====== Entries provided

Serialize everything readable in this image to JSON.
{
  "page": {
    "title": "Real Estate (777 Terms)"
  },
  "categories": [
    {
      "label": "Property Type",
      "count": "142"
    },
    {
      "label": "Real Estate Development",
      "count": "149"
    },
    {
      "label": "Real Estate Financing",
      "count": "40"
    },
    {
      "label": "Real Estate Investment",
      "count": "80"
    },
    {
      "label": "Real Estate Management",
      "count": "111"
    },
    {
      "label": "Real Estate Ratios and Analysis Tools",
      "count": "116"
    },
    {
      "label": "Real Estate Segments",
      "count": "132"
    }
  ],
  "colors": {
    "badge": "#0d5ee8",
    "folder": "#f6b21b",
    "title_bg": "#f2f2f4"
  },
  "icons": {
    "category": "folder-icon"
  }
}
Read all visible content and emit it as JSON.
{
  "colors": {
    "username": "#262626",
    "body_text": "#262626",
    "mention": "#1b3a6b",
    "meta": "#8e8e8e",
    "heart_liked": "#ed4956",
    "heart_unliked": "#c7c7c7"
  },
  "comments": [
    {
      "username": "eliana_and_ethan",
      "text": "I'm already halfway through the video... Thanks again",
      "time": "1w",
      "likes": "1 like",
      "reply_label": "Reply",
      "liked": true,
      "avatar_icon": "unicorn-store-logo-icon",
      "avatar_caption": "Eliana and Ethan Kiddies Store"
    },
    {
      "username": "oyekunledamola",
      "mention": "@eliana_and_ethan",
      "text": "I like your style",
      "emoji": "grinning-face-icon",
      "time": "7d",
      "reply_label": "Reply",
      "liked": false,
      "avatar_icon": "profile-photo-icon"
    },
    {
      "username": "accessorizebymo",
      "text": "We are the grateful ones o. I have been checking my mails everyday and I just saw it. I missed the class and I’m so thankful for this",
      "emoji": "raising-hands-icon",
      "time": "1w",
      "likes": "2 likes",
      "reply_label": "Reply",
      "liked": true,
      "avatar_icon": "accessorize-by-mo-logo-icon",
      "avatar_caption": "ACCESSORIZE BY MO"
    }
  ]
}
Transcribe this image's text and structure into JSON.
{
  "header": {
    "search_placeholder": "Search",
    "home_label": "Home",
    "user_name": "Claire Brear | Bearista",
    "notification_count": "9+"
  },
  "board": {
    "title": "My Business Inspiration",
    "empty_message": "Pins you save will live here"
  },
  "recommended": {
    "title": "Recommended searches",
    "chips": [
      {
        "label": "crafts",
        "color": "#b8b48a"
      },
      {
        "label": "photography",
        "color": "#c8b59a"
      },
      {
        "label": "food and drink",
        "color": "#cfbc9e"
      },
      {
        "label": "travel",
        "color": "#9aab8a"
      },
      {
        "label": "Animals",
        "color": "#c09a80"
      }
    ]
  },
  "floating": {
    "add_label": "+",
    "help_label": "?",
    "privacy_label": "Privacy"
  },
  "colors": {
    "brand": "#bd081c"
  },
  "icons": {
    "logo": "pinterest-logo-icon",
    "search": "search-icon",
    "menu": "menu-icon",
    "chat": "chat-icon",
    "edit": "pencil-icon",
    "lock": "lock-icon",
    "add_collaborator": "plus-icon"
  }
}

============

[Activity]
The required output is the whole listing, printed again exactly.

[Finished task]
Serialize everything readable in this image to JSON.
{
  "page": {
    "title": "Real Estate (777 Terms)"
  },
  "categories": [
    {
      "label": "Property Type",
      "count": "142"
    },
    {
      "label": "Real Estate Development",
      "count": "149"
    },
    {
      "label": "Real Estate Financing",
      "count": "40"
    },
    {
      "label": "Real Estate Investment",
      "count": "80"
    },
    {
      "label": "Real Estate Management",
      "count": "111"
    },
    {
      "label": "Real Estate Ratios and Analysis Tools",
      "count": "116"
    },
    {
      "label": "Real Estate Segments",
      "count": "132"
    }
  ],
  "colors": {
    "badge": "#0d5ee8",
    "folder": "#f6b21b",
    "title_bg": "#f2f2f4"
  },
  "icons": {
    "category": "folder-icon"
  }
}
Read all visible content and emit it as JSON.
{
  "colors": {
    "username": "#262626",
    "body_text": "#262626",
    "mention": "#1b3a6b",
    "meta": "#8e8e8e",
    "heart_liked": "#ed4956",
    "heart_unliked": "#c7c7c7"
  },
  "comments": [
    {
      "username": "eliana_and_ethan",
      "text": "I'm already halfway through the video... Thanks again",
      "time": "1w",
      "likes": "1 like",
      "reply_label": "Reply",
      "liked": true,
      "avatar_icon": "unicorn-store-logo-icon",
      "avatar_caption": "Eliana and Ethan Kiddies Store"
    },
    {
      "username": "oyekunledamola",
      "mention": "@eliana_and_ethan",
      "text": "I like your style",
      "emoji": "grinning-face-icon",
      "time": "7d",
      "reply_label": "Reply",
      "liked": false,
      "avatar_icon": "profile-photo-icon"
    },
    {
      "username": "accessorizebymo",
      "text": "We are the grateful ones o. I have been checking my mails everyday and I just saw it. I missed the class and I’m so thankful for this",
      "emoji": "raising-hands-icon",
      "time": "1w",
      "likes": "2 likes",
      "reply_label": "Reply",
      "liked": true,
      "avatar_icon": "accessorize-by-mo-logo-icon",
      "avatar_caption": "ACCESSORIZE BY MO"
    }
  ]
}
Transcribe this image's text and structure into JSON.
{
  "header": {
    "search_placeholder": "Search",
    "home_label": "Home",
    "user_name": "Claire Brear | Bearista",
    "notification_count": "9+"
  },
  "board": {
    "title": "My Business Inspiration",
    "empty_message": "Pins you save will live here"
  },
  "recommended": {
    "title": "Recommended searches",
    "chips": [
      {
        "label": "crafts",
        "color": "#b8b48a"
      },
      {
        "label": "photography",
        "color": "#c8b59a"
      },
      {
        "label": "food and drink",
        "color": "#cfbc9e"
      },
      {
        "label": "travel",
        "color": "#9aab8a"
      },
      {
        "label": "Animals",
        "color": "#c09a80"
      }
    ]
  },
  "floating": {
    "add_label": "+",
    "help_label": "?",
    "privacy_label": "Privacy"
  },
  "colors": {
    "brand": "#bd081c"
  },
  "icons": {
    "logo": "pinterest-logo-icon",
    "search": "search-icon",
    "menu": "menu-icon",
    "chat": "chat-icon",
    "edit": "pencil-icon",
    "lock": "lock-icon",
    "add_collaborator": "plus-icon"
  }
}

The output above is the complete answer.